Under the Labels column, you can see each label created by an annotator. For example, in the screenshot below, each asset has been annotated by 4 labelers. (2) Their initials are shown in each circle, and clicking on a circle will open that labeler's annotations.
For more information on each labeling task, hover over a circle to see the labeler's full name and more.
Once you click on a circle, you are shown that labeler's annotations. From the top of the screen, click on different circles (1) to see different labelers' annotations.
You may only need to check consensus for a limited number of assets, without resorting to project-wide consensus. It is possible to add and remove label tasks to an asset manually.
From the Assets tab, click on the three dots at the right of the row of the asset for which you wish to add the label task. Then, click on Add Label Task.

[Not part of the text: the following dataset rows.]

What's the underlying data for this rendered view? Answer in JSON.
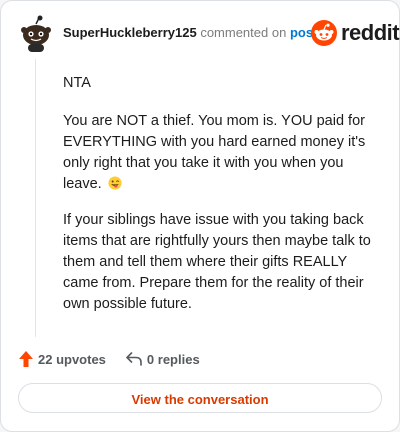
{
  "comment": {
    "username": "SuperHuckleberry125",
    "action_text": "commented on",
    "post_link": "post",
    "paragraphs": [
      "NTA",
      "You are NOT a thief. You mom is. YOU paid for EVERYTHING with you hard earned money it's only right that you take it with you when you leave.",
      "If your siblings have issue with you taking back items that are rightfully yours then maybe talk to them and tell them where their gifts REALLY came from. Prepare them for the reality of their own possible future."
    ],
    "emoji_icon": "winking-tongue-emoji"
  },
  "branding": {
    "wordmark": "reddit",
    "brand_color": "#ff4500"
  },
  "stats": {
    "upvotes": "22 upvotes",
    "replies": "0 replies"
  },
  "actions": {
    "view_conversation": "View the conversation"
  },
  "colors": {
    "upvote": "#ff4500",
    "link": "#0079d3",
    "button_text": "#d93a00"
  }
}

A new label task will be created. This means that with the exception of the labeler who has already annotated the asset, when a project member clicks on Start Labeling, they will be shown this asset.
Right-click on the circle representing the label task you'd like to remove, and click on Delete.
questionCountbe the total number of classification questions in the project, and
taskCountthe total number of tasks assigned to an asset.
x, the single-question consensus for a single task as
(sameAnswers / (taskCount - 1)), where
sameAnswersis the count of answers that are equal to one another, current one excluded.
We repeat the above calculation for all tasks in the asset, to calculate the final result represented as Σ(x) below.
y, the overall consensus on a single question (classification) as
(∑(x) / taskCount).
We repeat the above calculation for all questions in the asset, to get to the final result represented as Σ(y) below.
The final consensus score, then, is calculated as
∑(y) / questionCount.
We calculate consensus for objects using the Intersection over Union (IoU) method.
We compare objects with one another to generate their IoU scores. If some annotations are completely separate, for example, with not even a pixel in common, their IoU score would be 0. If they overlapped completely, their score would be 100.
We then average the IoU scores of all annotation to calculate the final consensus score.